▶ **PROBLEM DETAILS**
How many lines in the records below contain the word "https"? Give only the number.

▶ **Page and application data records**
=== Begin Enclosure ===
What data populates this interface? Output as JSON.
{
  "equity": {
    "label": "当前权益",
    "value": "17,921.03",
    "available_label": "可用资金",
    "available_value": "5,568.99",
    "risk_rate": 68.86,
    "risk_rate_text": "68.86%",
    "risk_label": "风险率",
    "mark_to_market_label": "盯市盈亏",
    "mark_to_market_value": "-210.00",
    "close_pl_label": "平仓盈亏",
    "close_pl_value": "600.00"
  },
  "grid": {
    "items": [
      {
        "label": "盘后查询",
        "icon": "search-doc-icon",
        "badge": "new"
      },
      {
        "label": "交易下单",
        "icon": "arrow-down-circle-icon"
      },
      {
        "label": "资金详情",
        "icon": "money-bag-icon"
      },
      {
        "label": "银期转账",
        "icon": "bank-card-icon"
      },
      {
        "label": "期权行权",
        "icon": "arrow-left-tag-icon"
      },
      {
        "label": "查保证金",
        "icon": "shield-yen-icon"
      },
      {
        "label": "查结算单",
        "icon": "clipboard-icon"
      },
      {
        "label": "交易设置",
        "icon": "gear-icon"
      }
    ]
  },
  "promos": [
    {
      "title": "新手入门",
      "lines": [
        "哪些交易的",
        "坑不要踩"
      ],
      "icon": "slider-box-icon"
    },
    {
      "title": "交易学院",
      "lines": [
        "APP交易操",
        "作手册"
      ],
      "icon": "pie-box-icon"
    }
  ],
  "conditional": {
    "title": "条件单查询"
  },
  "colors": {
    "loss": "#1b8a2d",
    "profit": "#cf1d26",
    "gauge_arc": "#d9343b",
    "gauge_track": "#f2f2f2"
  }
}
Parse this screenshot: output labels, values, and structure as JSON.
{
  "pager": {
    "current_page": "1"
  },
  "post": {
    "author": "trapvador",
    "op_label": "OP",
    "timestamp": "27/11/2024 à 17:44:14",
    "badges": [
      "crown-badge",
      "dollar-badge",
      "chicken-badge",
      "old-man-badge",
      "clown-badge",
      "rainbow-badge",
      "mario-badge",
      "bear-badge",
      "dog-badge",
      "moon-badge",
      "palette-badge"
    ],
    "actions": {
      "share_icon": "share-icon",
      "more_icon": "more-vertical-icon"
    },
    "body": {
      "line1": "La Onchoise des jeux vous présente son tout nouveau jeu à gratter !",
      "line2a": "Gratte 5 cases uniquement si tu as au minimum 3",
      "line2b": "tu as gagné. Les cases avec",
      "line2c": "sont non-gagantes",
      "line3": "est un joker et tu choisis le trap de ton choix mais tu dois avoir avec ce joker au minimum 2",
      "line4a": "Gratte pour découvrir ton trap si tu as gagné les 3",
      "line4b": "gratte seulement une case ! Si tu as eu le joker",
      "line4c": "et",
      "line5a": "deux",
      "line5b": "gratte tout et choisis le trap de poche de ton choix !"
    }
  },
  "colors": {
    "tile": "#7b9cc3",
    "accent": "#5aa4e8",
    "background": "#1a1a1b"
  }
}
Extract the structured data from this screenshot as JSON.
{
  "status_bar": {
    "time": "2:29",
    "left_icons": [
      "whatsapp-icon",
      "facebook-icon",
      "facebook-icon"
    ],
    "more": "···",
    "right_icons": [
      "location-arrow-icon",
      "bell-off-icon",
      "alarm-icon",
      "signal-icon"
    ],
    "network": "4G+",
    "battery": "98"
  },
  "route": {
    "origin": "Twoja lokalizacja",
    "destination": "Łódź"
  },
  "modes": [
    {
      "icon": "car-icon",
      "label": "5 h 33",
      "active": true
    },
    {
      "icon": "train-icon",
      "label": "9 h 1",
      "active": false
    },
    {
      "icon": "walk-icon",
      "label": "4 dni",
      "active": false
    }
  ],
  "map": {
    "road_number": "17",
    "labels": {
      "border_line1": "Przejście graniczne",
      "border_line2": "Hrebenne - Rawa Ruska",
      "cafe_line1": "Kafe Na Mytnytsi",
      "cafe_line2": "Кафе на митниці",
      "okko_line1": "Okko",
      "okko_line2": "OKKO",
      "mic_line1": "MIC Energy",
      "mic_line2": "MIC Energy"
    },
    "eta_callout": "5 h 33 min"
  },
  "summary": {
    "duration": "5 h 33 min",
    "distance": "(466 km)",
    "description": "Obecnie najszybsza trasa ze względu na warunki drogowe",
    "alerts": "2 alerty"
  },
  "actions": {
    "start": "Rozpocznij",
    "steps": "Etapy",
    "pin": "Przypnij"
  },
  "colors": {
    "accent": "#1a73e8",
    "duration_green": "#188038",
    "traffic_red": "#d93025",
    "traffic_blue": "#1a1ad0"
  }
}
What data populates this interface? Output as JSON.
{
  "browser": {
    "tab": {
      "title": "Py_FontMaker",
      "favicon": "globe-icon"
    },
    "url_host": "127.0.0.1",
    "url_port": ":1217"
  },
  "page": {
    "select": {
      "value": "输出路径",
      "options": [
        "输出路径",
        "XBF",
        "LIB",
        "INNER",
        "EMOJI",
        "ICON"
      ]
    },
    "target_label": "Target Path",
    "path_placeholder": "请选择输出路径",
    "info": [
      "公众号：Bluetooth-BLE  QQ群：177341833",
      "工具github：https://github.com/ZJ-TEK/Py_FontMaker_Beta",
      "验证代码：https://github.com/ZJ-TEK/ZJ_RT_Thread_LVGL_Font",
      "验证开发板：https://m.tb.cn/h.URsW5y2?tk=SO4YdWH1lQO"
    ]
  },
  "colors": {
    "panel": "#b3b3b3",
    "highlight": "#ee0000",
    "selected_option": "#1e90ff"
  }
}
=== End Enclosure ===
▶ **RESPONSE BOX**
3